Waimakariri District Council is a founding member of C4LD. Mayor Dan Gordon is Deputy Chair of the group. You can learn more about C4LD here.

Updated 13 February 2024

Mayors farewell failed Three Waters

Mayors from across New Zealand welcomed the repeal of Three Waters today.

Members of Communities 4 Local Democracy He Hapori mō te Manapori (C4LD) were in Wellington today to celebrate the legislation to repeal Three Waters being introduced to parliament.

Communities 4 Local Democracy (C4LD) Co-chairs Waimakariri Mayor Dan Gordon and Manawatu Mayor Helen Worboys were in the Speaker's gallery today to hear the introduction of the repeal bill.

Mayor Dan Gordon says the member councils were thrilled the new government had delivered on their campaign promise to repeal the unpopular reform.

“The coalition Government all campaigned on repealing Three Waters, and they were elected on a mandate that opposed centralisation and the forced removal of community water assets.

“C4LD put forward a community-led, common sense alternative for water reform that sees higher standards delivered throughout the country while making sure local community have control and say over their assets. We welcome working with the new government on this model.”

Co-Chair Manawatu District Mayor Helen Worboys was delighted the Government had finally listened to communities.

“I can’t remember a reform proposal this unpopular and flawed.
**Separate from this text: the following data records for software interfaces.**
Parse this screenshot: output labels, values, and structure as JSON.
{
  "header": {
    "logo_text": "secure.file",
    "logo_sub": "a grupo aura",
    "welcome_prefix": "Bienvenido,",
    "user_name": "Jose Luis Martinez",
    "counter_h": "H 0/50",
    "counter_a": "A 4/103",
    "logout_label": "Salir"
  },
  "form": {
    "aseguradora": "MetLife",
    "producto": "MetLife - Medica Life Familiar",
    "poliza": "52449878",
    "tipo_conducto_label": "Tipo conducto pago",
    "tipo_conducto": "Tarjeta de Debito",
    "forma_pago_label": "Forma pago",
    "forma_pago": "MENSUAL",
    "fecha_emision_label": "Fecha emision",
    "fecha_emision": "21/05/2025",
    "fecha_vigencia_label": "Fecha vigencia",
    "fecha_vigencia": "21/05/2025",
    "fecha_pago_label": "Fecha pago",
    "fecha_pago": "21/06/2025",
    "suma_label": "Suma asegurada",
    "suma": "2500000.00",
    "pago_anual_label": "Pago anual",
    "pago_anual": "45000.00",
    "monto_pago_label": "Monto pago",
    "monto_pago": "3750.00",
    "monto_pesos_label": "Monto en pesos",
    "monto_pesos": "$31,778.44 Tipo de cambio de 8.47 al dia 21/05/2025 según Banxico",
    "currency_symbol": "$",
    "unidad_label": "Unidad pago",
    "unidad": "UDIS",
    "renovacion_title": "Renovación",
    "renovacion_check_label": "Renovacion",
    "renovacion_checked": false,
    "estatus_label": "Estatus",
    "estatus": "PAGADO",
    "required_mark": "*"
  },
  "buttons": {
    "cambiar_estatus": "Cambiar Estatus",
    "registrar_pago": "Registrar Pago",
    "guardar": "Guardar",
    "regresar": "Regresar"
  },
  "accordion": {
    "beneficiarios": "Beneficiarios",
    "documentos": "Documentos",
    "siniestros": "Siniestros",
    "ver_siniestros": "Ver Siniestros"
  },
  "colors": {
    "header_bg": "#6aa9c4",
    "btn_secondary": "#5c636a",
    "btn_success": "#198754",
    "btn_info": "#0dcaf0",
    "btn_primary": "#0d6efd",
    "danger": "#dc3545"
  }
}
We welcome the opportunity to take the reins on behalf of our communities and put in place locally-led solutions.

“'Local Water Done Well' continues the work done by C4LD. It protects community property rights in their water assets, recognises that different areas are in different positions, and it encourages regional collaboration to address these differing needs.

“This is a model that can work for all communities around New Zealand.”

As part of its advocacy work, C4LD developed a detailed alternative plan for reform that would deliver the necessary infrastructure investment while respecting community property rights.

Communities 4 Local Democracy has published all its work on future models of water reform. They can be accessed at communities4localdemocracy.co.nz/ideas

Media Contact:

Stephen Doran / 027 202 7784 / info@communities4localdemocracy.co.nz

You can find the Council's recent media releases relating to Three Waters Reform on the news page of the website.

Otherwise the Council has been advocating as part of Communities 4 Local Democracy (C4LD) throughout the reform process. You can find media releases from C4LD here.

Last reviewed date: 02 Apr 2024